Back in 1954, the United States orchestrated a coup d'etat against Guatemalan President Jacobo Arbenz, whose transgressions had included a less than totally obsequious approach to the American banana company United Fruit, predecessor of Chiquita Brands International.
As usual, the US knew what was best for the nations located in its self-proclaimed "backyard".
Civil war descended on Guatemala six years after the coup, and ensuing decades played host to acts of genocide (pdf) committed by US-backed forces, with more than 200,000 people ultimately killed or disappeared.
Elsewhere in Latin America, the US nobly pursued its mission to make the world safe for capitalism by extending support to right-wing death squads and dictators.
Nowadays, of course, the communist bogeyman can no longer be hyped as an existential hemispheric threat, and friendly Latin American regimes have ceased dropping suspected leftists from airplanes.
Nevertheless, the US has continued to preside over punitive manoeuvres - some subtler than others - to ensure that it remains in business in the "backyard".

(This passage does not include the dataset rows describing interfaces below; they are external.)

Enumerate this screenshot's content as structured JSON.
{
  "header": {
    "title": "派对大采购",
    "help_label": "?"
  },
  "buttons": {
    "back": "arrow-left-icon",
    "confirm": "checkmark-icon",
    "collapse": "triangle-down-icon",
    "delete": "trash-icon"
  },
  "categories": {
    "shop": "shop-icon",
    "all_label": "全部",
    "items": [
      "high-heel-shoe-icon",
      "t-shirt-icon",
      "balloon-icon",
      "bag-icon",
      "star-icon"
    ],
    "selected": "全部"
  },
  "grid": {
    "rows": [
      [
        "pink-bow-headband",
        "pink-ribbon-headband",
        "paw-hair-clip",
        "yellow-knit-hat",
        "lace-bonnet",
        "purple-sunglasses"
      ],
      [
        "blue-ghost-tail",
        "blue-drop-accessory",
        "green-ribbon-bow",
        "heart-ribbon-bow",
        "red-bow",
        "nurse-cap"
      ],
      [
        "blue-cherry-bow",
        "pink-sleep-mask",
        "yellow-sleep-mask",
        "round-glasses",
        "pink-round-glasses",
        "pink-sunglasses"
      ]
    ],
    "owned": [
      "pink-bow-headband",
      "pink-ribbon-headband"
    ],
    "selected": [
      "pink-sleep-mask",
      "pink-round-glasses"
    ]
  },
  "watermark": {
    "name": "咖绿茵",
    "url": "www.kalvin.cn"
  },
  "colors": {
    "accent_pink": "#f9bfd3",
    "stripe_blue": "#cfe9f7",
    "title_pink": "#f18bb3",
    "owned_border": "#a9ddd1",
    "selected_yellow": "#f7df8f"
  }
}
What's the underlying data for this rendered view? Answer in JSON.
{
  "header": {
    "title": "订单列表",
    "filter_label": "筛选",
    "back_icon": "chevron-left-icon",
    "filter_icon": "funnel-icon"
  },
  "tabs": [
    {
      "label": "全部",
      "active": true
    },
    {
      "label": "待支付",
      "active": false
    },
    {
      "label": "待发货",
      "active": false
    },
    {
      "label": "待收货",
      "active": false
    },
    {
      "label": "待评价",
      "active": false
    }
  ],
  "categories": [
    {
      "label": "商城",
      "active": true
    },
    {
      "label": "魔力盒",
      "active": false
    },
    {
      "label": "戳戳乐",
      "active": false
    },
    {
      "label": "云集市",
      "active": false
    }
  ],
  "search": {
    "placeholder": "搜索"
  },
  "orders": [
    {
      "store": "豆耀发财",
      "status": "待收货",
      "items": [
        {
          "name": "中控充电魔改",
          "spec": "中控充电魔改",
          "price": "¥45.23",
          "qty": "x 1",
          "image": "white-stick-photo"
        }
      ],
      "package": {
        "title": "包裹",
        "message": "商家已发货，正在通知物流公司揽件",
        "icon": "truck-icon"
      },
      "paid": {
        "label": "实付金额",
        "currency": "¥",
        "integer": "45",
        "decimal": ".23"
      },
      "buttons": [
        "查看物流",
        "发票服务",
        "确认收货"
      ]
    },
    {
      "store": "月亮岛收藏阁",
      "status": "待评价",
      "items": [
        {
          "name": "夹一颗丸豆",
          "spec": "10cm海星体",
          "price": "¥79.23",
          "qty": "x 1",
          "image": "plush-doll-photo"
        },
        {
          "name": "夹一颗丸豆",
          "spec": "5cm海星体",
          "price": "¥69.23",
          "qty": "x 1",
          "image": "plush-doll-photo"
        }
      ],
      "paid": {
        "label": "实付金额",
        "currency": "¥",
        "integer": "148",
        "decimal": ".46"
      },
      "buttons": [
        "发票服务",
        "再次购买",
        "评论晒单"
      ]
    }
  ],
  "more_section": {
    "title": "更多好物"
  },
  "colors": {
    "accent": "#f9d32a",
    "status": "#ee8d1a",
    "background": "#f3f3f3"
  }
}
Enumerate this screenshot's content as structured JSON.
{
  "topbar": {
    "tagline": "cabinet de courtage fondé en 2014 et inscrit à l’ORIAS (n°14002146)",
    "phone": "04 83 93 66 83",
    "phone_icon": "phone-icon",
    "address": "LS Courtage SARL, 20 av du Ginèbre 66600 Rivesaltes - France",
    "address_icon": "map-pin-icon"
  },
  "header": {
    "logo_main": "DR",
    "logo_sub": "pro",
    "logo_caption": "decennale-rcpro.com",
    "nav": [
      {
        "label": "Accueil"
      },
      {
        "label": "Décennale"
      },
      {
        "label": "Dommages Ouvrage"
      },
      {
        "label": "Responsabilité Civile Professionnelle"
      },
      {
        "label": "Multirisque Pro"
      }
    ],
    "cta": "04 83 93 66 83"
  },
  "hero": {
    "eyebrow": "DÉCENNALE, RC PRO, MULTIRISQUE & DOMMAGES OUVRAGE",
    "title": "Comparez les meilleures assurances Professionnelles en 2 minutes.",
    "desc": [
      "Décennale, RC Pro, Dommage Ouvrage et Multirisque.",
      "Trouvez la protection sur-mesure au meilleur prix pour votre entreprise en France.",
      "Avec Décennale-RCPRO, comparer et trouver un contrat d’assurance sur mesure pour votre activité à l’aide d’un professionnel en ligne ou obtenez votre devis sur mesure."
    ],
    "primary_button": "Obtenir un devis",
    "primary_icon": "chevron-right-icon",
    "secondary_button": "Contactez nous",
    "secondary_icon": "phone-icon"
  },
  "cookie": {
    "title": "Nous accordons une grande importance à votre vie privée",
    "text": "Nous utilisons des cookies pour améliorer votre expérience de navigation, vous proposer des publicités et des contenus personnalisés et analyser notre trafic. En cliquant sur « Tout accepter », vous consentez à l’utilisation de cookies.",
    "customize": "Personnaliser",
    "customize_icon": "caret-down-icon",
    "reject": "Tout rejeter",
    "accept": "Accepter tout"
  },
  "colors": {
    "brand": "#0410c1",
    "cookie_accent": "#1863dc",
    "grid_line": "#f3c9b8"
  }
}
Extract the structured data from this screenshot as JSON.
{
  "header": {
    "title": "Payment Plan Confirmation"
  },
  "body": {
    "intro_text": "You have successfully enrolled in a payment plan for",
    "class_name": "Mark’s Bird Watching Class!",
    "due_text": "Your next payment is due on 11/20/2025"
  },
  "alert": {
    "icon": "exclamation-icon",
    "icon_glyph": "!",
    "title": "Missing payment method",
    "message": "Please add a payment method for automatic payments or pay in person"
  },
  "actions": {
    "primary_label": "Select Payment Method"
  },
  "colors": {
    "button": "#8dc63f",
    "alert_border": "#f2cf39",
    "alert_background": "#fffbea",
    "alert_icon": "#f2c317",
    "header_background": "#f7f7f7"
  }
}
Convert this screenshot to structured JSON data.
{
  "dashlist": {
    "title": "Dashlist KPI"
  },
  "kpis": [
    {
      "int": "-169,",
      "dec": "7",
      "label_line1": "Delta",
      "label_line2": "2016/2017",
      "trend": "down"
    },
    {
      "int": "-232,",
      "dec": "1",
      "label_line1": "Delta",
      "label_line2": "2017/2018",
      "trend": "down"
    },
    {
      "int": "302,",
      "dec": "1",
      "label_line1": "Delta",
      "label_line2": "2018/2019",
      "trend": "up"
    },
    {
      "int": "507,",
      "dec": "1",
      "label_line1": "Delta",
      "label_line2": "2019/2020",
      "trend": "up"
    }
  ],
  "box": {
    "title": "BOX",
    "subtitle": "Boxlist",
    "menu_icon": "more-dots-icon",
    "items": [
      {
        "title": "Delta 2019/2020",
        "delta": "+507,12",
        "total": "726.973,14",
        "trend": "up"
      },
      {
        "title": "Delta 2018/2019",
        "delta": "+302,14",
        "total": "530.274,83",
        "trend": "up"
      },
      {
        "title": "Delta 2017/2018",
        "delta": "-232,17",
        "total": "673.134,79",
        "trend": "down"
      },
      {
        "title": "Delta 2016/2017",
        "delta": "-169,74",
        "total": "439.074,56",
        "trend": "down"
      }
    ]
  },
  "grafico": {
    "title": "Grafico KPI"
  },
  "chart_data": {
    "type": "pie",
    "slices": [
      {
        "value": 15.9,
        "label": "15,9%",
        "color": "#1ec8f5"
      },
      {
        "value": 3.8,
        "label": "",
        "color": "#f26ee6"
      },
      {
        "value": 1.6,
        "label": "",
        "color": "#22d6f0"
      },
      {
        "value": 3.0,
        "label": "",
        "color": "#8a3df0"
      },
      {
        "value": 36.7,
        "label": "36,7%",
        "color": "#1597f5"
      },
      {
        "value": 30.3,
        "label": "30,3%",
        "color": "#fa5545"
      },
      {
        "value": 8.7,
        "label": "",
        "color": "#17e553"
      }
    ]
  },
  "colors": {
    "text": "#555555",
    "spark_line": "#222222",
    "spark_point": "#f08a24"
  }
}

These range from endorsing right-wing coups to funding murderous police forces and other security outfits to agitating on behalf of US agribusiness agendas - thereby obliterating any notion of a separation of corporation and state.